• Exercise goal
Nothing but a number belongs in the answer: how many lines of the records below contain the string "fundingAddress".
========================
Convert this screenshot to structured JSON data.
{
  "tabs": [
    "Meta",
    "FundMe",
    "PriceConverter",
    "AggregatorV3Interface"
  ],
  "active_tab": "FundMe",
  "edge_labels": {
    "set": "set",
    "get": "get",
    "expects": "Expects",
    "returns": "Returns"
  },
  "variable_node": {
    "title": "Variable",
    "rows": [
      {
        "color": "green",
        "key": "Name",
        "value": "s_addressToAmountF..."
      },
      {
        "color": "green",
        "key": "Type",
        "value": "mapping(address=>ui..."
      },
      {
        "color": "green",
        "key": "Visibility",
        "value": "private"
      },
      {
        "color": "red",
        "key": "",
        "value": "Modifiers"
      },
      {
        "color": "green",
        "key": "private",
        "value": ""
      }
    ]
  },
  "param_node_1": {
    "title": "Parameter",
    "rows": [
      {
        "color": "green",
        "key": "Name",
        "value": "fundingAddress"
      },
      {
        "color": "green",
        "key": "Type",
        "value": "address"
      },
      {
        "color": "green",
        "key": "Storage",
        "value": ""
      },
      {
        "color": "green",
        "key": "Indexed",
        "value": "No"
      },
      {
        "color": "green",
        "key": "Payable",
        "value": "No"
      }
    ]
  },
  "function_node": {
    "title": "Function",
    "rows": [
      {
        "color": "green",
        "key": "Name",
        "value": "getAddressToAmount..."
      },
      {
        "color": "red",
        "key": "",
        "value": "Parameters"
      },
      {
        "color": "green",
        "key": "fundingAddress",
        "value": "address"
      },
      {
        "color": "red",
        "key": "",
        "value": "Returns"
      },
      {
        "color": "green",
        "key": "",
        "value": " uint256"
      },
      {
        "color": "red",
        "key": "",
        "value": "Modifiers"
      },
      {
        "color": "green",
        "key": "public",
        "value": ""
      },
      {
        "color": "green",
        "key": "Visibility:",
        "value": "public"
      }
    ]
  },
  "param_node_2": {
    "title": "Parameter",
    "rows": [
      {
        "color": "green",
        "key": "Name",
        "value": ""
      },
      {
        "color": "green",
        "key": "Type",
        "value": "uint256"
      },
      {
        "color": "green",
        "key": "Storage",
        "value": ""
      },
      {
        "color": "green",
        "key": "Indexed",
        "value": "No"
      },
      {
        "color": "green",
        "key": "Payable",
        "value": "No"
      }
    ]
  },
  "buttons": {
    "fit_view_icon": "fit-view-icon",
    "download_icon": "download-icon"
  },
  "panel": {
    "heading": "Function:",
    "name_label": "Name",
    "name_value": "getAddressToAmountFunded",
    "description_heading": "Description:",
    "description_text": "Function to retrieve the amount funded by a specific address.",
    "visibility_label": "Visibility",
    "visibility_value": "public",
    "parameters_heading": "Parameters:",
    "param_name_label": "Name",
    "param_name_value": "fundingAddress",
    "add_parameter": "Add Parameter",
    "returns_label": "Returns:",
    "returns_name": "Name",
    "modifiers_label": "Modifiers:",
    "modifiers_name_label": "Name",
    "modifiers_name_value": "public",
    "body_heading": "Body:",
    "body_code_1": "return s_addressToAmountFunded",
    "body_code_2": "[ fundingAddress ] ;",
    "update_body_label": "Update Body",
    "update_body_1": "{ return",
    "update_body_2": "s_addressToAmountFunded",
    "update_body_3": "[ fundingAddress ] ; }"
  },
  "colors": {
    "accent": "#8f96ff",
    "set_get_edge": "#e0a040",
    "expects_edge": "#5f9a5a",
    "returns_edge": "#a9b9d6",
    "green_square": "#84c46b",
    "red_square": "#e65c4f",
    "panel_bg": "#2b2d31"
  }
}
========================
• Task result
5